Plaintiff offers competing interpretations of the evidence and alternative explanations for apparent inconsistencies in his testimony. However, for the reasons outlined above, this Court finds that the ALJ’s credibility determination must be sustained. See Morgan v. Commissioner , 169 F.3d 595, 599 (9 th Cir. 1999)(“[Q]uestions of credibility and resolutions of conflicts in the testimony are functions solely of the [Commissioner].”); see also Tommasetti v. Astrue , 533 F.3d 1035, 1039 (9th Cir. 2008)(“If the ALJ’s credibility finding is supported by substantial evidence, the court may not engage in second-guessing.”).

V. CONCLUSION
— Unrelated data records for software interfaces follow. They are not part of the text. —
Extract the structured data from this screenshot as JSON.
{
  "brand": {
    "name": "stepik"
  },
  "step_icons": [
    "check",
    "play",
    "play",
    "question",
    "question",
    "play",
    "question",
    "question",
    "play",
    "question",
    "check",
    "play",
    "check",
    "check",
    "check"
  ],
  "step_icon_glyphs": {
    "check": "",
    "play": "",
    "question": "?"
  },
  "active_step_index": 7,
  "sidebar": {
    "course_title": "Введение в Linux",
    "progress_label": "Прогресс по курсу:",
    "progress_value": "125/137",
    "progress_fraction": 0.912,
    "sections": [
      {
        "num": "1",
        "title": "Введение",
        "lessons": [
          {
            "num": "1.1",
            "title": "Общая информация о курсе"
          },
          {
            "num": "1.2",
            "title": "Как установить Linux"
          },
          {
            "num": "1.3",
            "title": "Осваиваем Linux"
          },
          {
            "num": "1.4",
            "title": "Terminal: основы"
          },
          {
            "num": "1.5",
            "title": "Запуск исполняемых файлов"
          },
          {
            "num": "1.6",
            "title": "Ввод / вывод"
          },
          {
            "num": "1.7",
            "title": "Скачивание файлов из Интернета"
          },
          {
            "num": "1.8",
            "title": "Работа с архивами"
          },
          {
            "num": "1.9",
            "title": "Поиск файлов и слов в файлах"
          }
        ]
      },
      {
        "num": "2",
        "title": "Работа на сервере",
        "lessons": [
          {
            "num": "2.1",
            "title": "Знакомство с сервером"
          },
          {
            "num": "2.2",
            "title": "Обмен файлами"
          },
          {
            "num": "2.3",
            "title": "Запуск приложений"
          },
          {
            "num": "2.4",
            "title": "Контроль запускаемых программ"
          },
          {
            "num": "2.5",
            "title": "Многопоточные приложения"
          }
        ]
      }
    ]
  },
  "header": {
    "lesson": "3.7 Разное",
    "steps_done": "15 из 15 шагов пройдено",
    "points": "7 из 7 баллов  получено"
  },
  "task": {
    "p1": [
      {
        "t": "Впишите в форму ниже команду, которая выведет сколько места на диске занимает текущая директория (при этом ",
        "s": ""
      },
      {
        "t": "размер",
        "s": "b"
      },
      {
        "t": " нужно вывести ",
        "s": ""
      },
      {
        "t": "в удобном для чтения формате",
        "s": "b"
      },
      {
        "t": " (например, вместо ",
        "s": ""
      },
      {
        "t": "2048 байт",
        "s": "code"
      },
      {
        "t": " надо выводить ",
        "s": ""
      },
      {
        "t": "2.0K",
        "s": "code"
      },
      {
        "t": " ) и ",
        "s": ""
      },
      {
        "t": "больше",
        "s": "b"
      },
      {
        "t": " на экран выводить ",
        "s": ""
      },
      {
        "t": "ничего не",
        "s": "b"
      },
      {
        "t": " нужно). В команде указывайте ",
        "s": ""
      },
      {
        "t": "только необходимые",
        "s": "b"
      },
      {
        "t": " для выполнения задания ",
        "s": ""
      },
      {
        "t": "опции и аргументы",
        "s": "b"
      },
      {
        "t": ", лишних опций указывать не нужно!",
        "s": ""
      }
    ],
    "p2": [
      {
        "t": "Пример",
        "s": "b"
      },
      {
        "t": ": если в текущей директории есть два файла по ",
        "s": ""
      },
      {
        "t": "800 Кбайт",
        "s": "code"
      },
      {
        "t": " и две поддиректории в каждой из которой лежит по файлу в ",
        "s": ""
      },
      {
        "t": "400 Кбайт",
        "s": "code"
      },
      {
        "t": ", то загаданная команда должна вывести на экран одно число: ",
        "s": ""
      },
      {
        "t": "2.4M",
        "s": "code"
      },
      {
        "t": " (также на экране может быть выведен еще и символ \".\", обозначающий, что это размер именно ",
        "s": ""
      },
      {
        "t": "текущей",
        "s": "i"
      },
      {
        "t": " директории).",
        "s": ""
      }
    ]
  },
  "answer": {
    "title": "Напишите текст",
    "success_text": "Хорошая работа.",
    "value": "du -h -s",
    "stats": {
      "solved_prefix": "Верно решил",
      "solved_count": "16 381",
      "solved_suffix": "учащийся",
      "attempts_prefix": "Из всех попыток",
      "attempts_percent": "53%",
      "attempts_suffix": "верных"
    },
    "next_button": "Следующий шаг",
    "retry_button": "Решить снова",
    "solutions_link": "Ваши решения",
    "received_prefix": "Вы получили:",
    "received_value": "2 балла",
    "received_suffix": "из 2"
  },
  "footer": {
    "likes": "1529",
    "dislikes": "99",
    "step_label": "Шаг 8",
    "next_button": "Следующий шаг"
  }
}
After carefully reviewing the administrative record, this Court finds substantial evidence supports the Commissioner’s decision, including the objective medical evidence and supported medical opinions. It is clear that the ALJ thoroughly Case 2:15-cv-07908-VEB Document 21 Filed 07/06/16 Page 18 of 18 Page ID #:677 1 examined the record, afforded appropriate weight to the medical evidence, including the assessments of the examining medical providers and the non-examining consultants, and afforded the subjective claims of symptoms and limitations an appropriate weight when rendering a decision that Plaintiff is not disabled. This Court finds no reversible error and substantial evidence supports the Commissioner’s decision.

VI. ORDERS

IT IS THEREFORE ORDERED that: Judgment be entered AFFIRMING the Commissioner’s decision; and The Clerk of the Court shall file this Decision and Order, serve copies upon

counsel for the parties, and CLOSE this case. DATED this 5 th day of July, 2016, /s/Victor E. Bianchini

VICTOR E. BIANCHINI

UNITED STATES MAGISTRATE JUDGE

NOTES

[1] Citations to (“T”) refer to the administrative record at Docket No. 15. 20